Perhaps the most salient feature of the “always-on” digital age is that consumers want their content, and they want it now.
Whether it’s viewed on a smart TV, a tablet or a smartphone, streamed via an Internet-connected set-top box or stored on a laptop and beamed to another device, the expectation is still the same: Access to content should be easy, seamless, and available anytime, anywhere in the home.
For cable, satellite and other pay-TV operators around the world, the need to deliver this kind of connectivity will soon bump up against the limitations of broadband in the home. A recent study from Bell Labs, the research arm of Alcatel-Lucent, shows that the increasing consumption of video content on mobile devices is expected to push wired broadband networks to their “absolute limits” over the next decade.
That means operators will be challenged to provide consumers with a high-quality offering of “triple play services” that are in such high demand around the globe.
Bell Labs’ study showed that as delivery of video content moves from traditional broadcast TV to the the delivery of personalized content on demand, “disproportionate pressure will be placed on the ‘Internet Protocol edge’ of these networks.”
One solution—which Broadcom is demoing this week at the International Consumer Electronics Show—is to help broadband operators offload some of their networking burden onto the more robust, more reliable, next-gen 5G WiFi.
Today, Broadcom announced that it’s pairing up 802.11ac-speed Wi-Fi with its proven IPTV set-top box technology, enabling operators to wirelessly deliver high-def content and services to their customers.
It also enables them to offer customers high-value services including multiroom DVR, Internet browsing via TV, gaming, specialized over-the-top content and other types of add-ons—all without wires. There could soon be a day when subscribers can wirelessly download content, stream video, and access the internet at wire speeds, in any room of the house.

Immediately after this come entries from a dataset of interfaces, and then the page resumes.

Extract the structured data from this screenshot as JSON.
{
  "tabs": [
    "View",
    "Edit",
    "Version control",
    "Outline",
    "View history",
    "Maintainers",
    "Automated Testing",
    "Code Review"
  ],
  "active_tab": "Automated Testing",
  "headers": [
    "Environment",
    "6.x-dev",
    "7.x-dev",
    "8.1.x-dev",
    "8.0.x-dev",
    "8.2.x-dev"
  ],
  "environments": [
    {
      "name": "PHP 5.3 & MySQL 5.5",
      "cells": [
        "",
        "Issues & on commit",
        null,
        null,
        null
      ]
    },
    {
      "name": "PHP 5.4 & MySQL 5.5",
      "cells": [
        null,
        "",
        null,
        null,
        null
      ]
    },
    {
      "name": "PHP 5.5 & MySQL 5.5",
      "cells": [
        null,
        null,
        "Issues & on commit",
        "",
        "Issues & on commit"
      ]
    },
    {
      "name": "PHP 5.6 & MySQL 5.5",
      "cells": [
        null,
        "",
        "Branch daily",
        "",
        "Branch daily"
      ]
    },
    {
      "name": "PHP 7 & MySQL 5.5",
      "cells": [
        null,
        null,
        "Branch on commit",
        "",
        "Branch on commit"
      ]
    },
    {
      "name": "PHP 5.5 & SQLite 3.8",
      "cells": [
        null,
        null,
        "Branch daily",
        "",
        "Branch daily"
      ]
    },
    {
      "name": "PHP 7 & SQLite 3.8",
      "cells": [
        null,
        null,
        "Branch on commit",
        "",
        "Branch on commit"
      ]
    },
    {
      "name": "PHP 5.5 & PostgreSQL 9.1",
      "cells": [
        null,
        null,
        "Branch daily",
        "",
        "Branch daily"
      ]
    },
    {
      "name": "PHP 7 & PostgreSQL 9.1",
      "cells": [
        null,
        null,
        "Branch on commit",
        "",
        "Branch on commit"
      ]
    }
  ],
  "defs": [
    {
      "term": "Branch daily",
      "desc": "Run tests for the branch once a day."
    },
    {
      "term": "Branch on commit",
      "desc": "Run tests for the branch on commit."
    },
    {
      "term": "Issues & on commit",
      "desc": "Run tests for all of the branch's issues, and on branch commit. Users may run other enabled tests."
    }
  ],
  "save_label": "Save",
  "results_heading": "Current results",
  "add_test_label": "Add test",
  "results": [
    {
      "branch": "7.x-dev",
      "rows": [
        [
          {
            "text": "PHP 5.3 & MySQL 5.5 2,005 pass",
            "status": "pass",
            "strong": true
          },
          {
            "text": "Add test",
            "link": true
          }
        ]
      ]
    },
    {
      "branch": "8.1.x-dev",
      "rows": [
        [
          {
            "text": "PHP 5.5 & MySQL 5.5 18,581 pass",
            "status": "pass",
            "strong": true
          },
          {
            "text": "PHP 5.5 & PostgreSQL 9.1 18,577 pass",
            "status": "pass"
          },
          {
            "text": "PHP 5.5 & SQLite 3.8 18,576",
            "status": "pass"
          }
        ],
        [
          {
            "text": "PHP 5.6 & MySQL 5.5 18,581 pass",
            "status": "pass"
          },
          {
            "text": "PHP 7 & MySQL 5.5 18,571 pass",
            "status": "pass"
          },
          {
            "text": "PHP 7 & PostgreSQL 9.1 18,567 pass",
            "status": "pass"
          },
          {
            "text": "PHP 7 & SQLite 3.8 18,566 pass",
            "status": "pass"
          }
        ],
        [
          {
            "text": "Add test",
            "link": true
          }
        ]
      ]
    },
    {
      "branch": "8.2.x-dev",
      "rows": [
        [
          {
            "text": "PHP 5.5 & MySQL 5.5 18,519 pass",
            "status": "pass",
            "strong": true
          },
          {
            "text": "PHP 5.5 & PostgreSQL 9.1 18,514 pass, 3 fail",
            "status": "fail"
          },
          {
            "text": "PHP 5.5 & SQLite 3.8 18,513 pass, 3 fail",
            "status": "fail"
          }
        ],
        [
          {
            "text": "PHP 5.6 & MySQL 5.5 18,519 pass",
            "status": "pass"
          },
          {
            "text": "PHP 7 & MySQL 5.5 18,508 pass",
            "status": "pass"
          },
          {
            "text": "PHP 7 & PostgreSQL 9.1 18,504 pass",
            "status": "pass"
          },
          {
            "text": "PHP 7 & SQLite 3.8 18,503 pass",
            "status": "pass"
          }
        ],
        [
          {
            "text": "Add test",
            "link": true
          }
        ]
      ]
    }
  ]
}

With 5G WiFi on board, there’s the added benefit of reliability and reach, a big win for consumers who are already familiar with the technology and want other TVs in their homes to have all the same benefits as a wired broadband connection.
Mixing it up on the home networking front is expected to happen slowly over the next five years, as more consumers incorporate mobile devices into their home entertainment lineups, according to Michael Inouye, senior TV and video analyst at ABI Research.
“Strong support for mobile devices could also convince service providers to add wireless connectivity to their STBs, particularly to support new standards like Wi-Fi Direct and Miracast; although these solutions would likely service households where wired solutions are less optimal or as a complement to wired networking,” Inouye told IP&TV News last year.
A few of the biggest benefits to putting 5G WiFi on set-top boxes are speed, reliability and reach.
And Broadcom’s 5G WiFi IPTV set-top box supports the latest IEEE 802.11.ac standard, driving innovations that promise to transform the way consumers – as demanding as they are for connectivity and content-delivery “anytime, anywhere”— watch TV at home.